FIG. 1a shows a representation of an object of a microstructure produced on a substrate;
FIG. 1b shows a representation of an object of a microstructure produced on a substrate;
FIG. 2a shows how the appearance of the object has changed after a polishing step; and
FIG. 2b shows how the appearance of the object has changed after a polishing step.
The invention will be explained in more detail below with reference to a preferred illustrative embodiment and with reference to figures. The illustrative embodiment relates to making a standard which, in particular, is suitable for calibrating the bright field channel of surface inspection devices that are intended for serial examinations of silicon wafers. FIGS. 1a and 1 b each show a representation of an object of a microstructure produced on a substrate. FIGS. 2a and 2 b represent how the appearance of the objects has changed after a polishing step. The figures show local cross sections through the semiconductor wafer, which were produced when observing the objects with the aid of an interference microscope.
To make the bright field channel standard, two polished semiconductor wafers of silicon having a diameter of 200 mm were chosen as substrates (wafer a and wafer b). The surfaces of one side of each of the semiconductor wafers consisted of a 25 nm thick oxide layer produced by a heat treatment. This layer was photolithographically structured. The microstructure produced comprised a pattern of regularly arranged cylindrical oxide columns having a diameter of about 100 μm (wafer a) or columnar lowered parts in the oxide layer (layer b), respectively.
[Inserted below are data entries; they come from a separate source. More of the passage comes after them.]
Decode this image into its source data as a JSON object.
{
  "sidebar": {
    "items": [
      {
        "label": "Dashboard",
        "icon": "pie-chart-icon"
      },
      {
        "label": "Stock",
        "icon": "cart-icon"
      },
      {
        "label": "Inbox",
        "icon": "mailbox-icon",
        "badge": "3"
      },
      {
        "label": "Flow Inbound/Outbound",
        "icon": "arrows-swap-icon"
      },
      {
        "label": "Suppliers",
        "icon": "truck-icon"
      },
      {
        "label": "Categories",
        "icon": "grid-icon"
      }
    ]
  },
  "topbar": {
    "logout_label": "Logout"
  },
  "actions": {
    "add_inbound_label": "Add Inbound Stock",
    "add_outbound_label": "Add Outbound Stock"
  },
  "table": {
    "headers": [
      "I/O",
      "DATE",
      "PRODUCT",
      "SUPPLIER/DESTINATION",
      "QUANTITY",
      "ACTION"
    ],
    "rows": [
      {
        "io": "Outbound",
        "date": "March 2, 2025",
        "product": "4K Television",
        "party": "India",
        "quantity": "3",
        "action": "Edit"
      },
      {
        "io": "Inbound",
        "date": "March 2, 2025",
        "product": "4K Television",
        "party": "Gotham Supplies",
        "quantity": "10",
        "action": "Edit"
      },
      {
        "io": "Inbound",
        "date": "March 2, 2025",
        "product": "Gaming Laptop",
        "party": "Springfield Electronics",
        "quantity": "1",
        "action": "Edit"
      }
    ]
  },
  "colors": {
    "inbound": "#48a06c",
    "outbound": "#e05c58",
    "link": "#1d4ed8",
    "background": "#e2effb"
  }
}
The substrate wafers structured in this way were in principle already suitable as a bright field channel standard. When it was examined in the bright field channel of a surface inspection device, signals were obtained whose distribution lay around a central value, this value being correlated with the oxide layer thickness. Since, however, the microstructures which had been produced did not realistically enough model the usual defects which are to be found, for example, on polished, or epitaxially coated silicon wafers, these microstructures were copied over into the silicon wafers and smoothed. The wafers were treated with an 85° C. hot alkalinically oxidizing etch solution of the so-called SCl type (with an NH4OH:H2O2:H2O ratio of 1:1:5), which is capable of eroding the oxide and the silicon at rates in the ratio 1:2. The oxide layer was fully removed by the etching treatment. Because of the different erosion rates, this created about 50 nm high silicon columns, (layer a), one of which is illustrated in FIG. 1a, and columnar lowered parts (wafer b), one of which is illustrated in FIG. 1b, respectively.
The structured sides of the two substrate wafers were then polished with two 2 μm erosion in the conventional way. FIGS. 2a and 2 b clearly show that the contours of the objects have been substantially smoothed by the polishing. The objects are therefore modelled on the defects to be found on specimens, because their contours likewise have scarcely any edges. An examination of the standards which had been made in the bright field channel of a surface inspection device gave a narrow signal distribution around a central value, which reflected the geometrical dimensions of the object. By suitable variation of the polishing process, in particular by altering the polishing erosion, the vertical dimensions of the microstructures can be modified.